Dan Warhola, ’09

Making a federal case out of it, happily

March 3, 2023


By Kim Catley

After nearly a decade of legal practice, Dan Warhola, ’09, is still invigorated by the chance to articulate an argument and think on his feet.

After graduating from the University of Denver’s law school in 2013, he began making his case in courtrooms as a state prosecutor in Colorado. But he always kept his sights set on a federal role.

Warhola got that chance in August 2022 when he landed a position as an assistant United States attorney with the United States Attorney’s Office for the District of Colorado. He works in the Transnational Organized Crime and Money Laundering section, where he focuses on prosecuting narcotics offenses. In particular, he targets the trafficking of fentanyl, methamphetamine, heroin, cocaine, and other controlled substances.

“It’s a lot more working hands-on with investigations and agents who are leading bigger, longer, and more complex investigations,” he said. “That’s one thing that really piqued my interest.”

Every day is different. He might be learning the processes and procedures of working for the U.S. Department of Justice, writing legal briefs in preparation for court appearances, reviewing pre-sentencing investigation reports, or litigating a case.

Warhola appeared at his first solo federal hearing in October. While state prosecutors are inundated with hundreds of cases at a time, he said, assistant U.S. attorneys typically carry lower case numbers. However, the cases are more sophisticated, and attorneys are expected to be prepared with comprehensive research and finely tuned arguments.

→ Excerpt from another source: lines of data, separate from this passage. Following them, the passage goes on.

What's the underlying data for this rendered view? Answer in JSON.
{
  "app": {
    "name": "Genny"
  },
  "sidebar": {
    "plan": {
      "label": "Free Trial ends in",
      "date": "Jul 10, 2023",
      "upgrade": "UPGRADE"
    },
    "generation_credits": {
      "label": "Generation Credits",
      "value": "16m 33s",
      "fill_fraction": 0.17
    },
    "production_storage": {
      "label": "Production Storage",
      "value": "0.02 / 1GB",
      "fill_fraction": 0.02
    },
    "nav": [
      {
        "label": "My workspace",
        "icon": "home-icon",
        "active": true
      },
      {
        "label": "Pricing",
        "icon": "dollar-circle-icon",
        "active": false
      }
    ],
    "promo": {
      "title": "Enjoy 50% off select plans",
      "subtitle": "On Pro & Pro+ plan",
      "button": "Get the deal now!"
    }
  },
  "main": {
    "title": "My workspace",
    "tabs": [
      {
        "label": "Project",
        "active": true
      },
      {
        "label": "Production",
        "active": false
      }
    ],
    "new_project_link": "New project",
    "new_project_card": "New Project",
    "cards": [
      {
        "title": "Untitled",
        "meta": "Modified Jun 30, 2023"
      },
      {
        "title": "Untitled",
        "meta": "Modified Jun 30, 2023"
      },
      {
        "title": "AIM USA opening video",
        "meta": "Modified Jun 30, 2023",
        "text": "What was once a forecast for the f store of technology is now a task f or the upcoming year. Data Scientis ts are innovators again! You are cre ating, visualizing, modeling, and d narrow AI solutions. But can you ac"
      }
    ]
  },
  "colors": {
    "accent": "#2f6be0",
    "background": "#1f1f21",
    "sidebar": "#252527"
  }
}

In the end, however, he said it was satisfying to argue his position and have the court agree.

“As prosecutors, we’re known to wear what’s called the white hat, and I love that,” he said. “We’re held to a higher standard. We have to understand our cases and what’s appropriate. That combination of being persuasive and executing justice — that’s rewarding.”